It’s the time of year when our green spaces begin bursting into life and Head Gardener Imogen is here to help you embrace many a winter growing opportunity.


February is always exciting in the garden; spring is just around the corner and the energy is palpable if you take the time to notice. You can see bulbs and fresh buds appearing and swelling everywhere and the days have become noticeably longer. Birds are beginning to mark their territory ready for the mating season, and if the weather is mild frogs and toads will be mating overnight and producing masses of spawn. The weather is difficult to predict, and becoming more so every year, but it is likely to be cold and probably wet, so wrap up warm and get outside to see what you can see, hear and feel!

Chillies can be sown in February, as they need a long growing season. With most other seeds, be patient! There is no rush and seeds grow much faster in the warm soil, plus many will be killed off if there is a frost. In the latter part of the month, you can sow seeds of hardy plants (ones that won’t be killed by a frost) including broad beans, lettuce, calabrese, spring onions, radish, early hearting cabbage, dill, parsley, and peas for pods. Late in February you can sow Boltardy Beetroot. These can all be sown in plastic trays on your windowsill or in a greenhouse ready to plant out next month. Coriander and peas for shoots can be grown in pots on your windowsill to harvest and eat from there.

Seedlings Early Harvest of Lettuce Chillies in Greenhouse
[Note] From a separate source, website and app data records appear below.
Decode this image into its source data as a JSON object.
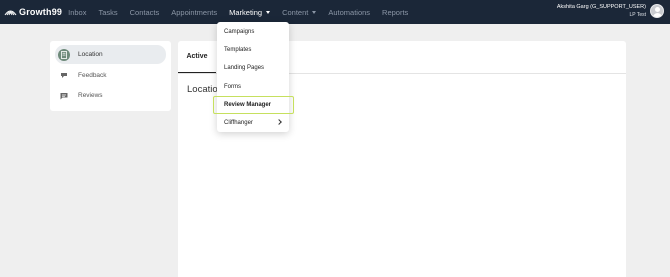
{
  "brand": {
    "name": "Growth99"
  },
  "nav": {
    "items": [
      {
        "label": "Inbox",
        "active": false,
        "has_caret": false
      },
      {
        "label": "Tasks",
        "active": false,
        "has_caret": false
      },
      {
        "label": "Contacts",
        "active": false,
        "has_caret": false
      },
      {
        "label": "Appointments",
        "active": false,
        "has_caret": false
      },
      {
        "label": "Marketing",
        "active": true,
        "has_caret": true
      },
      {
        "label": "Content",
        "active": false,
        "has_caret": true
      },
      {
        "label": "Automations",
        "active": false,
        "has_caret": false
      },
      {
        "label": "Reports",
        "active": false,
        "has_caret": false
      }
    ]
  },
  "user": {
    "name": "Akshita Garg (G_SUPPORT_USER)",
    "sub": "LP Test"
  },
  "sidebar": {
    "items": [
      {
        "label": "Location",
        "icon": "building-icon",
        "active": true
      },
      {
        "label": "Feedback",
        "icon": "feedback-icon",
        "active": false
      },
      {
        "label": "Reviews",
        "icon": "chat-icon",
        "active": false
      }
    ]
  },
  "main": {
    "tab_label": "Active",
    "section_title": "Location"
  },
  "marketing_menu": {
    "items": [
      {
        "label": "Campaigns"
      },
      {
        "label": "Templates"
      },
      {
        "label": "Landing Pages"
      },
      {
        "label": "Forms"
      },
      {
        "label": "Review Manager",
        "highlighted": true
      },
      {
        "label": "Cliffhanger",
        "has_submenu": true
      }
    ]
  },
  "colors": {
    "topbar": "#1b2738",
    "nav_inactive": "#8b96a6",
    "highlight_border": "#c6e05e",
    "sidebar_active_bg": "#e9ecef",
    "sidebar_icon_active": "#6e8a7a"
  }
}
At the end of the month, unless it is still very wintery, we will prune our summer flowering Clematis ‘Durandii’. Until then it is full of hibernating ladybirds which are an essential part of the organic gardener’s armoury – ready to help fend off the aphids at the start of the year, eating about 50 a day each. Later in the year their larvae will be voracious aphid feeders, eating their own weight in aphids every day. Any summer flowering clematis can be pruned to about 30cm above ground level, above a pair of healthy buds before they start to shoot afresh in spring. Do check what type of clematis you have before pruning – if it flowers in the spring, don’t prune now or you won’t get any flowers! If it is a ‘group 2’ clematis – which means it has large flowers around midsummer – it only needs a light prune. Check your label, or check your photos from last year.

Likewise, we will prune ornamental grasses at the same time. These are another fabulous place for overwintering insects, but once the ground starts to warm up, the insects wake up and move on, and before fresh growth appears these can be cut to the ground. Here we have Hakonechloa macra ‘Aureola’ which have looked amazing throughout the winter, adding beautiful tinges of orange to the border, and lots of lovely whispery sound and wavy motion in the wind.

 Clematis flower Snowdrops

Wisteria, winter jasmine, cornus, climbing and bush roses can all be pruned also. Here at Horatio’s Garden, we also have lots of Sedum matrona, which I cut back in February, again having allowed the flower heads to stay on throughout winter providing interest and structure to the borders.

Other jobs include:

  • Pot up containers with hardy bedding such as primroses, wallflowers and forget-me-nots
  • Trim back ivy, virginia creepers and other climbers before the birds start nesting
  • Feed roses and other flowering shrubs
  • Prune hardy evergreen trees and shrubs
  • Divide and plant snowdrops

Make the most of any dry days to get outside when you can; it will really help to beat the winter blues and if you are stuck indoors, get planning for what you will grow later in the year.


As the old saying goes, hope springs eternal!